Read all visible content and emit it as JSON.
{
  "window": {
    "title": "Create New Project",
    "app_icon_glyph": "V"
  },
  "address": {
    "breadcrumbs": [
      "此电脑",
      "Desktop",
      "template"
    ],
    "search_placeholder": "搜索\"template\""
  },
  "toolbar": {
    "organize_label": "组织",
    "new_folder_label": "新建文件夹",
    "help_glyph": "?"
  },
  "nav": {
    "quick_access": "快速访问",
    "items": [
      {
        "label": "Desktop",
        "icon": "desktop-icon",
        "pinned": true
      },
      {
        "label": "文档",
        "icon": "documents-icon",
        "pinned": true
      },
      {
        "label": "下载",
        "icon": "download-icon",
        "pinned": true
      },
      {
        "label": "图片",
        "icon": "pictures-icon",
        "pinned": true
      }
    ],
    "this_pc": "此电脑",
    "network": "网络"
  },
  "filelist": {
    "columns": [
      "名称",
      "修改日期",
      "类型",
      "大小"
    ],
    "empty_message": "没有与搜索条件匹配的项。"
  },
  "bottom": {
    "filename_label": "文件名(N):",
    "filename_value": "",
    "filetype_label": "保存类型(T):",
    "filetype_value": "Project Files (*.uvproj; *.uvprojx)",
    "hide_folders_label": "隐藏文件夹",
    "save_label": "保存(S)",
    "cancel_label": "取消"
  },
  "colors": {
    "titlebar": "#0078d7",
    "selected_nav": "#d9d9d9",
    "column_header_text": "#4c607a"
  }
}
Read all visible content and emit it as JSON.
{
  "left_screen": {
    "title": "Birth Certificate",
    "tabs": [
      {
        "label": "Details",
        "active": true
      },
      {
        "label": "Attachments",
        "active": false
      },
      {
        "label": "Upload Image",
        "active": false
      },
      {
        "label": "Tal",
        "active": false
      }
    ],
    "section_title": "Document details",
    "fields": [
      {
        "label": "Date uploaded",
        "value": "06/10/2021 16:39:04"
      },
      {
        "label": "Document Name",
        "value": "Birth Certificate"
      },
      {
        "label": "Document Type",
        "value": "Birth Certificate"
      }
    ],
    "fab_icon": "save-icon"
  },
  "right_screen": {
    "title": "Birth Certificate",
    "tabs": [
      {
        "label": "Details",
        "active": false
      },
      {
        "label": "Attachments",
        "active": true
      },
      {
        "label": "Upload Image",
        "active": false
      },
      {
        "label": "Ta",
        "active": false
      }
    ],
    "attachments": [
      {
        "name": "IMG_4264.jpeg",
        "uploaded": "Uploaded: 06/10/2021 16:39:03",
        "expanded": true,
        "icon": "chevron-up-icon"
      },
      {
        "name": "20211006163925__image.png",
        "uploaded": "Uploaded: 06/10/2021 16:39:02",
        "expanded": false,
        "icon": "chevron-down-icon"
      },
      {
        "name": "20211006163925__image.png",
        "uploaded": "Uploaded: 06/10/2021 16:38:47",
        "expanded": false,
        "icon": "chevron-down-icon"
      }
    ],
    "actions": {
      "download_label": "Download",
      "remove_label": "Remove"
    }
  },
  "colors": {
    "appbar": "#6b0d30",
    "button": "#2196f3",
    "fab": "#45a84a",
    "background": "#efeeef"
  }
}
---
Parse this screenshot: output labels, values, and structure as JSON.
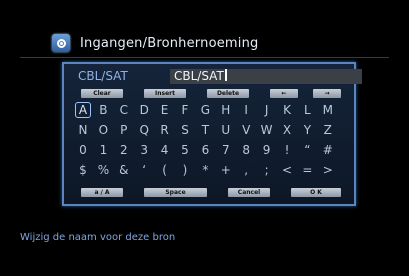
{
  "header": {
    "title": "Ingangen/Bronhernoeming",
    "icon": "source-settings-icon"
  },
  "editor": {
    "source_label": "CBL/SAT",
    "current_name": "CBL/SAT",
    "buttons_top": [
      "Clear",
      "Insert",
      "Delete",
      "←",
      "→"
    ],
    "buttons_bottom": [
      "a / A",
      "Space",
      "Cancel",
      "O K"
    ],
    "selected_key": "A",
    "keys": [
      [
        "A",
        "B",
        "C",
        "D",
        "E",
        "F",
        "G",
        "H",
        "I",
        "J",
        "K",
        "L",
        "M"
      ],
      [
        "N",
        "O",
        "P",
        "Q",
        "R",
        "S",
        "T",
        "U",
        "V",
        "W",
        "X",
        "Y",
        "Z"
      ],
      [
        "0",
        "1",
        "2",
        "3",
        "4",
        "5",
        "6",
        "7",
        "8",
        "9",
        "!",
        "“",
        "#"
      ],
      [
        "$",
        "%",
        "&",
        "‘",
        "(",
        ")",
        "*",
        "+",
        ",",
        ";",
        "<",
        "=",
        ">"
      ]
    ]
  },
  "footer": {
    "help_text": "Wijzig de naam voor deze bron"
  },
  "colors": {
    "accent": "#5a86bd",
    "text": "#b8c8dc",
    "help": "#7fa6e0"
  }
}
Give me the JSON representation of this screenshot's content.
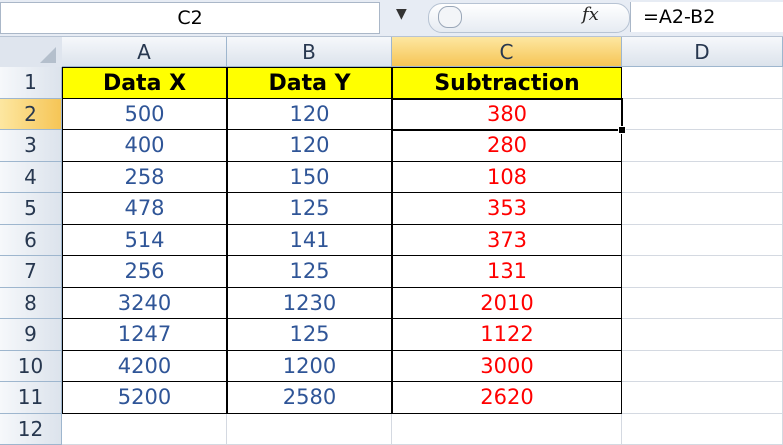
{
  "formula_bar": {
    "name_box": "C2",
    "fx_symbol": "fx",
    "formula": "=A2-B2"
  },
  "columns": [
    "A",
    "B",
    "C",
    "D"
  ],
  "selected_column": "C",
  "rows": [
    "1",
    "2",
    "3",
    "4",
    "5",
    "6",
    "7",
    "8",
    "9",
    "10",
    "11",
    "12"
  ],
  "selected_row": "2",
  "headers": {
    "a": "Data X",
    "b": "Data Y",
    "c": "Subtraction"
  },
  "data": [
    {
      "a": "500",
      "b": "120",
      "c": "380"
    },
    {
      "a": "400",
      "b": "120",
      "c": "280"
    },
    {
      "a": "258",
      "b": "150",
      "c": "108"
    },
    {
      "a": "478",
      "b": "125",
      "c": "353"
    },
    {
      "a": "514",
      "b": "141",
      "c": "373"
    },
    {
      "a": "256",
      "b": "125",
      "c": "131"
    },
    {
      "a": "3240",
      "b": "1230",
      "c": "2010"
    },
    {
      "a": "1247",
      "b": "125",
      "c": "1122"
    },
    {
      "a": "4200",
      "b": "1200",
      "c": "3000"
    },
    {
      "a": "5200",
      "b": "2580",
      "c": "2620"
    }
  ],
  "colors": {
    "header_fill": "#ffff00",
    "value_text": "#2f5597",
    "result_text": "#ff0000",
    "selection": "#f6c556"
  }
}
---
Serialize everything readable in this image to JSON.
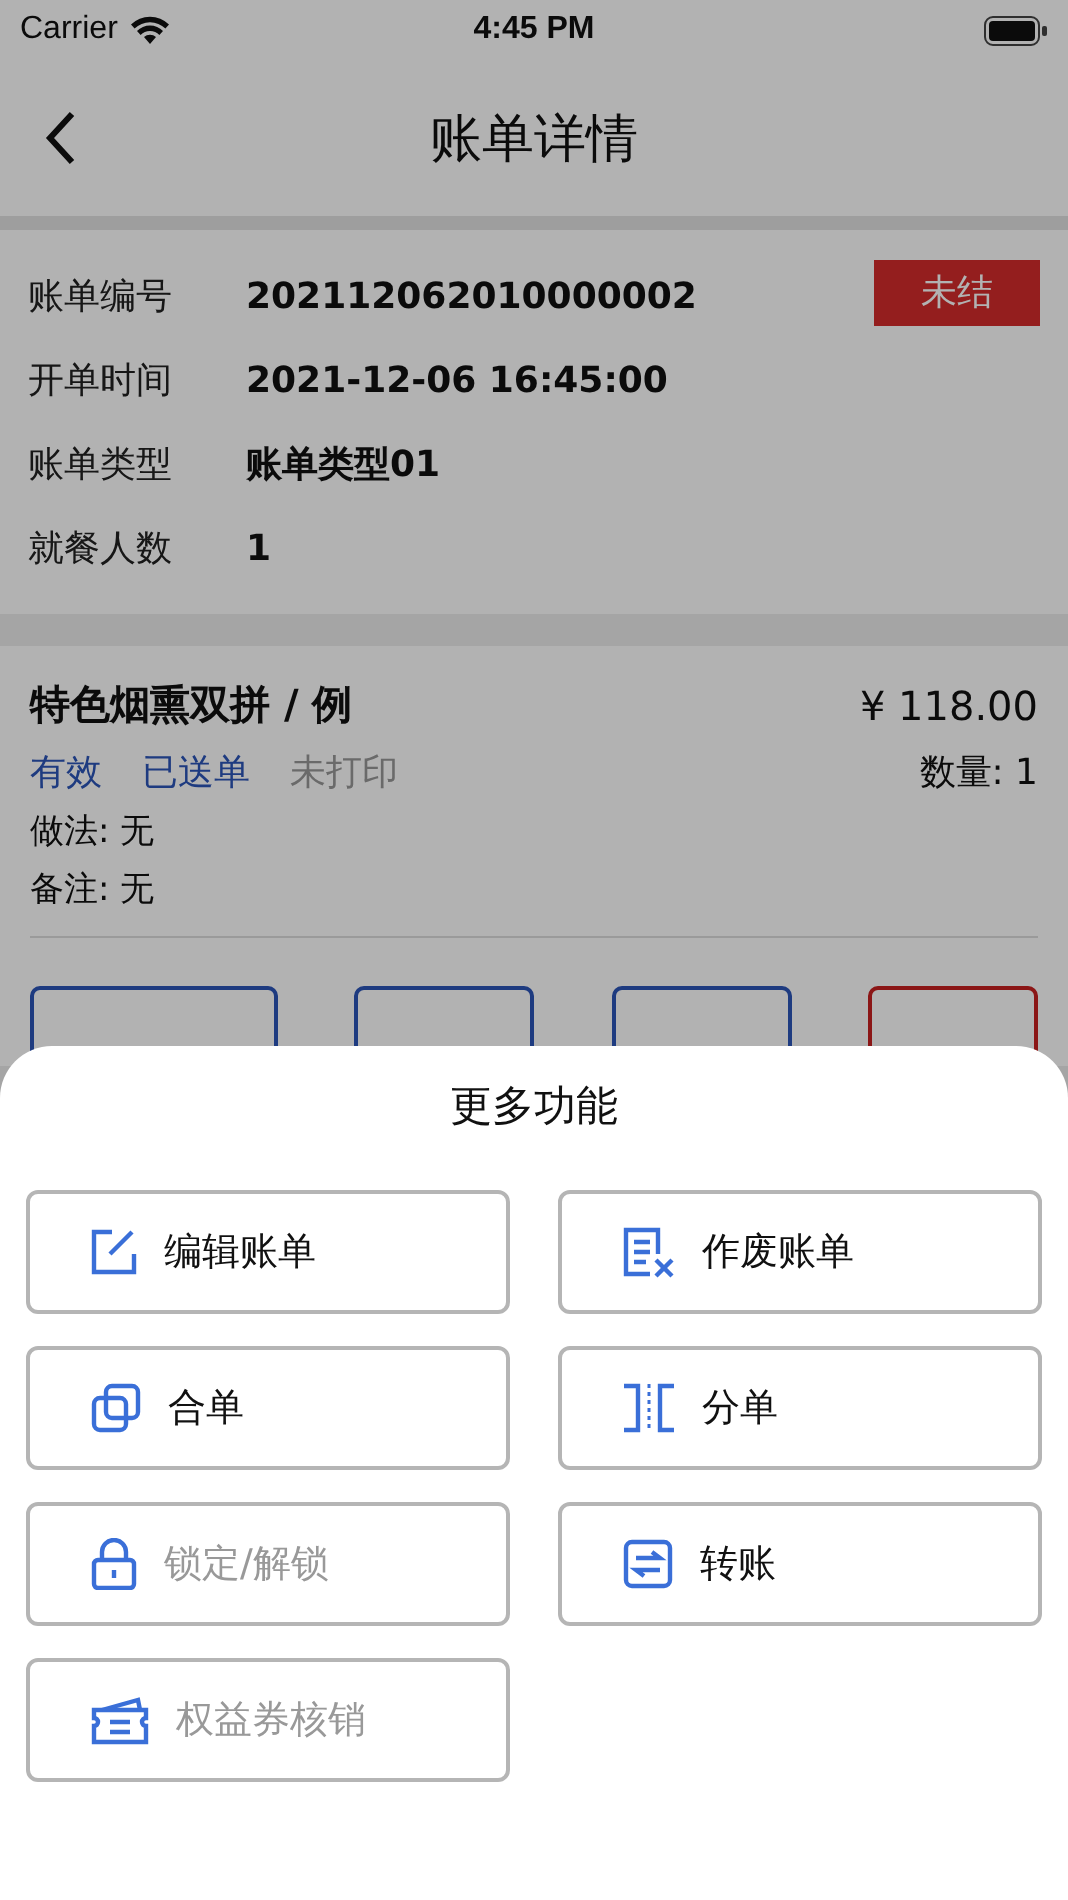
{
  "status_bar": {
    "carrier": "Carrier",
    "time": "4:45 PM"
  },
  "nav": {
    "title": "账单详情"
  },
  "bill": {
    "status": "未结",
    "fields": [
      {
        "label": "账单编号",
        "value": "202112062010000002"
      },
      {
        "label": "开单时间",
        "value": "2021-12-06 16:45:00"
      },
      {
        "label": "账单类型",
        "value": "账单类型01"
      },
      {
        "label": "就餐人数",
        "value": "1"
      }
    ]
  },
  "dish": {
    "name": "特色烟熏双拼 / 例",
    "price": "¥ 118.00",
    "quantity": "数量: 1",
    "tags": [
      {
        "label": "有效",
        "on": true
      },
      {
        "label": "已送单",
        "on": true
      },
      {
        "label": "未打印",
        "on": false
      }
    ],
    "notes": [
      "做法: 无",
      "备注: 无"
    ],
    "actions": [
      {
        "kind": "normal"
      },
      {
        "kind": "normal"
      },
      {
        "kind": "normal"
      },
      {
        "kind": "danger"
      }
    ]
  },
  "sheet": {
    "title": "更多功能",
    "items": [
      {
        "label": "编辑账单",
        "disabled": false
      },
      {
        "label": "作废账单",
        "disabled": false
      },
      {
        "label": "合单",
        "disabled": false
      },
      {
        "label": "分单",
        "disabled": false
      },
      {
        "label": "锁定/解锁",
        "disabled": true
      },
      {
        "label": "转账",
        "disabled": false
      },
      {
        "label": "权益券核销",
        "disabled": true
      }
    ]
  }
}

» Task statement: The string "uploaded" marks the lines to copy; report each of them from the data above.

» Answer to this task:
        "label": "Date uploaded",
        "uploaded": "Uploaded: 06/10/2021 16:39:03",
        "uploaded": "Uploaded: 06/10/2021 16:39:02",
        "uploaded": "Uploaded: 06/10/2021 16:38:47",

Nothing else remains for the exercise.